**WORK ORDER**
From the material below, return every line that includes "chevron".

**STORED DATA**
-*-*-

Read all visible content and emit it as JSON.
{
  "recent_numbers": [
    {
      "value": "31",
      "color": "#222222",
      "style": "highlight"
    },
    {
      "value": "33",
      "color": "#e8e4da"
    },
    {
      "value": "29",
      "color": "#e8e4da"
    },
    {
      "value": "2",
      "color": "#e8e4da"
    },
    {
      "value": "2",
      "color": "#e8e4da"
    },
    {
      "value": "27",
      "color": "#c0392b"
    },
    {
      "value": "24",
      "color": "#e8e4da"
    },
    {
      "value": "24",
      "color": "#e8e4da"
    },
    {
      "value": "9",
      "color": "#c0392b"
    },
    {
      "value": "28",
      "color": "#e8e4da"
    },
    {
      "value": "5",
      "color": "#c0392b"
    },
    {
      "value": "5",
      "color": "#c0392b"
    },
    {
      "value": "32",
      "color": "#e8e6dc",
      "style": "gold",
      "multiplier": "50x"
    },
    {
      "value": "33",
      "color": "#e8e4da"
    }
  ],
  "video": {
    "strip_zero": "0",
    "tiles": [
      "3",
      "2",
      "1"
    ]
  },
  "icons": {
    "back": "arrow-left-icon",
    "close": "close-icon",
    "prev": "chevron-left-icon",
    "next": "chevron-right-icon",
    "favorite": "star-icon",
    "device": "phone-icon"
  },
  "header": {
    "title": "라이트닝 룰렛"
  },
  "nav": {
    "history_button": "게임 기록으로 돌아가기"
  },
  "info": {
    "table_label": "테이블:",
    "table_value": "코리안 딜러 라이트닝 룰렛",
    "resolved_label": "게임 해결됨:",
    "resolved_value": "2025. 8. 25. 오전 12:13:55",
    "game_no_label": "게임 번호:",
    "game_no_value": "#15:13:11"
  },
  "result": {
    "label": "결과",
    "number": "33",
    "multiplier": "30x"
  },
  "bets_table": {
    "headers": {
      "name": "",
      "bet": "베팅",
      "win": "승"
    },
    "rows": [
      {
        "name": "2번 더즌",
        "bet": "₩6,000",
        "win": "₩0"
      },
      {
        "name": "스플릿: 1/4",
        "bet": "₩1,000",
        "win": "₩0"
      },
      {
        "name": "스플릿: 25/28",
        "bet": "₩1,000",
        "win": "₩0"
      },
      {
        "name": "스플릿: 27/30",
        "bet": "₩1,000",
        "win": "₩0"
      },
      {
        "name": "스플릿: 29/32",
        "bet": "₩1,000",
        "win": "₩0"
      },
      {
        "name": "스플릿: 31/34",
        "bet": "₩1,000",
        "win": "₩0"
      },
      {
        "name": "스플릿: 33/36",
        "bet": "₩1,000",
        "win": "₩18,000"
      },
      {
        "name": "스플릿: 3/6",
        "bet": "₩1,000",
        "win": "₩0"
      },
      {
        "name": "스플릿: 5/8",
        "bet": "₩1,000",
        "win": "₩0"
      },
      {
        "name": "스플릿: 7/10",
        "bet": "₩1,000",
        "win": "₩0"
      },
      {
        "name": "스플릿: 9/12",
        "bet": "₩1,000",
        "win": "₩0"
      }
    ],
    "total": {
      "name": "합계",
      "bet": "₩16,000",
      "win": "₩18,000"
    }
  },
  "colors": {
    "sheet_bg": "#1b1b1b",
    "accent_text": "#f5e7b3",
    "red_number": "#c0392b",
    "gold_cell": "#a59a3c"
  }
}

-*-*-

**SOLUTION FOR THIS TASK**
    "prev": "chevron-left-icon",
    "next": "chevron-right-icon",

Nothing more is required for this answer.